Attendees kept filing in and heading right for the dance floor. Just the band launched into its “Motherland” as the last piece of its set, sisters Mercy Quaye and Jennifer Quaye Hudson walked through the door, stopping at the venue as part of their own birthday celebration. Browne-Springer drew out the beginning of the song, cheering them on as they found a spot in front to dance.
"Happy birthday, Mercy!" he shouted, diving into the beginning of the song. To his right, keyboard player Stephen Gritz King spotted Jennifer and waved enthusiastically. A minute later, the whole room seemed to be singing along.
The group slowed it down, and Browne-Springer grinned a little at the audience. In the front, he had noticed musician Paul Bryant Hudson and gave him a shout out. Then he addressed the crowd as the band played on behind him.
"Do you guys know this harmony part?" he asked. "We're just going to sing it together, ready? Here we go."
He looped the vocals, a refrain echoing on each other as he segued into "Stand By Me." As Hall picked up the drums—half "Motherland," half Ben E. King—Browne-Springer stepped back to give other members of the group a chance to solo one by one. McDonnell loosed an airy, layered string of notes from his flute that made its way through the crowd. By the end, almost every person in the house was moving.
As the Brooklyn-based Underground System took the stage, it seemed that the night was just getting started. From the moment she leaned into the mic, Fossati heated up the room, whipping out a flute as she adjusted a looping board and dove deep on vocals. Beside her at the keyboard, Carter Yasutake pulled out a trumpet. The band moved into the beat, congas setting the tone for footfalls, pumping arms and gyrating hips in the audience.
In the crowd, members of Phat A$tronaut stuck around, sometimes leading the loudest cheers. Onstage Fossati pulled out new moves, jumping into flute solos so fast her teeth seemed to have fused with her lips.
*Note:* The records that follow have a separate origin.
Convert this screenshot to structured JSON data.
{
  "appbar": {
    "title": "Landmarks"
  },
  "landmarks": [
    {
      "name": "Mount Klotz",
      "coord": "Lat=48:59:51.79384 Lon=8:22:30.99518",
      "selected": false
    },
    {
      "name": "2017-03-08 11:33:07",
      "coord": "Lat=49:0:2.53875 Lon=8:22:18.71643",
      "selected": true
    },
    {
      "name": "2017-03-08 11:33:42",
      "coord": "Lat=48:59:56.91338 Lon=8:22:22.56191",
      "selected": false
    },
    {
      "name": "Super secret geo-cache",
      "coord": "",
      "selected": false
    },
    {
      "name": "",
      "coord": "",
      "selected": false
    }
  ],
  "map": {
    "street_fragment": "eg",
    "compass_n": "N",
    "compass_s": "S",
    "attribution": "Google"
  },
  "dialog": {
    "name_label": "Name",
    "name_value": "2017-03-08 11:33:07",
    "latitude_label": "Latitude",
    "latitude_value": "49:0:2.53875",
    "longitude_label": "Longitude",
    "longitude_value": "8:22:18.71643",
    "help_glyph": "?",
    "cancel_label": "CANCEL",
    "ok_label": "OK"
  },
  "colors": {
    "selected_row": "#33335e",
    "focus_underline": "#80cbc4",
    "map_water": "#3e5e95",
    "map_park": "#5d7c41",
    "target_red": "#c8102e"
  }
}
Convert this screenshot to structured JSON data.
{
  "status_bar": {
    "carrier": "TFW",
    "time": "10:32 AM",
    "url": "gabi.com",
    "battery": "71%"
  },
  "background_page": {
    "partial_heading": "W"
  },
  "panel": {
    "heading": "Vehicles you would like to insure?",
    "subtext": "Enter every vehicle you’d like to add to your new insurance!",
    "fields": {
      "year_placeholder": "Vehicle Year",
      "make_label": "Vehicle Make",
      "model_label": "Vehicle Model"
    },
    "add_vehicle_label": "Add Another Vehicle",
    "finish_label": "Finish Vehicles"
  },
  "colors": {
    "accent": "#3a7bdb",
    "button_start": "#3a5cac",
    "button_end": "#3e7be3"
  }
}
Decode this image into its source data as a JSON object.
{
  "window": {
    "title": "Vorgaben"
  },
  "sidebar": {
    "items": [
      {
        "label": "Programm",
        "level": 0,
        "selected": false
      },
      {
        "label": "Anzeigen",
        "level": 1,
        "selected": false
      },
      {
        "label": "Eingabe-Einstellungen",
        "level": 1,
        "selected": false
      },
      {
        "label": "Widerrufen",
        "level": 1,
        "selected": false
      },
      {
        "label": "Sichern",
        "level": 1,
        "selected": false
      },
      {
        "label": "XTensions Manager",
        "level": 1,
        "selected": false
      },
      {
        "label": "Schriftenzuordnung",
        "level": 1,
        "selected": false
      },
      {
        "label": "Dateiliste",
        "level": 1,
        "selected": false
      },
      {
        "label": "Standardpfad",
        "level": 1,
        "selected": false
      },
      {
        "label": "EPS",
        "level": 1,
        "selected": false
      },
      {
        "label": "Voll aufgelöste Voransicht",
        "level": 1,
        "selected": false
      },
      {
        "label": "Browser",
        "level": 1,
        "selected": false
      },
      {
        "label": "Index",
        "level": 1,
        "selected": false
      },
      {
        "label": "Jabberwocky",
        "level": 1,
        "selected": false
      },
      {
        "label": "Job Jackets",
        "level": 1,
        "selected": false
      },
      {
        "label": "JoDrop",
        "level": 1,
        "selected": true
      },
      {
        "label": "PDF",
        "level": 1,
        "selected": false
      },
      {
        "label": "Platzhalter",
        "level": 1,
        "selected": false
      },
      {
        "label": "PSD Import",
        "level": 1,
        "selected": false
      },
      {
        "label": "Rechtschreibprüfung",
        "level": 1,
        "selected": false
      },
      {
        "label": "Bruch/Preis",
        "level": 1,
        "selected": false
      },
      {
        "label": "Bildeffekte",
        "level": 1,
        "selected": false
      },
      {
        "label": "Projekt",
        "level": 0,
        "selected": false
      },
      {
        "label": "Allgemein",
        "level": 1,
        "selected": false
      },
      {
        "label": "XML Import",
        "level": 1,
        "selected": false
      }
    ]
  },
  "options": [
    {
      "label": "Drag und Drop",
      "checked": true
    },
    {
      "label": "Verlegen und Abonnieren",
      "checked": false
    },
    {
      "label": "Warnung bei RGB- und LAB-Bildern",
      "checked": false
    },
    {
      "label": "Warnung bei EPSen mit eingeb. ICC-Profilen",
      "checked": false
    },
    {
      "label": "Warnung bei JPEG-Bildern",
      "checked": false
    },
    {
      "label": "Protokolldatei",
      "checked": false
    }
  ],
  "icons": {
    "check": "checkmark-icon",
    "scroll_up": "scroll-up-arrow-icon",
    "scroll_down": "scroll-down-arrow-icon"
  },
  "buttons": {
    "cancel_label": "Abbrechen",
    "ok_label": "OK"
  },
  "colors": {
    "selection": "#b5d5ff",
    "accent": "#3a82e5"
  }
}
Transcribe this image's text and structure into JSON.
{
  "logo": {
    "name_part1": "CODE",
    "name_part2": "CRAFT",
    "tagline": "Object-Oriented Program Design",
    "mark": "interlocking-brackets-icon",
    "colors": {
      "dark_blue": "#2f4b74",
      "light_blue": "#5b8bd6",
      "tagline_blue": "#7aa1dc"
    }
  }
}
At one point, she yanked out a red telephone as half-prop, half-instrument and sent echoey vocals into the crowd. In another, she became a percussion session entirely of her own making.
Midway through their set, she launched into a loud, buoyant version of the group’s “Sebben,” drawn out and designed for dancing. As the band picked up behind her, her hands transformed into a whizzing blur, their clapping amplified in the mic. Even as she performed, she drew the crowd in to the stage, directing the audience to perform along with her.
“Okay,” she said. “I know you came here to watch us perform, but I’m going to need you to participate with me. Are you ready, New Haven?”
“Yes!” the crowd cheered back.
“We’ll see,” she said with a little smile. “I just need you to do two things. You’re gonna clap and you’re gonna sing with me. Okay?”
She broke into a set of moves at the center of the stage. From a dance party the night became a sort of prayer revival, audience members raising their arms to clap along. They hollered; she hollered back. They danced, and she danced harder. They grinned, and she seemed that she could outdo that too.
On the right side, Fossati stepped into the crowd to give musicians a chance to solo, her body in constant motion. At the left side of the stage, a knot of dancers worked themselves into a sweaty frenzy trying to keep up. Hair whipped every which way. Feet jutted out in one direction, and then another. They literally went airborne, then came back down and kept moving.
For more from Friday's concert, click on the videos below: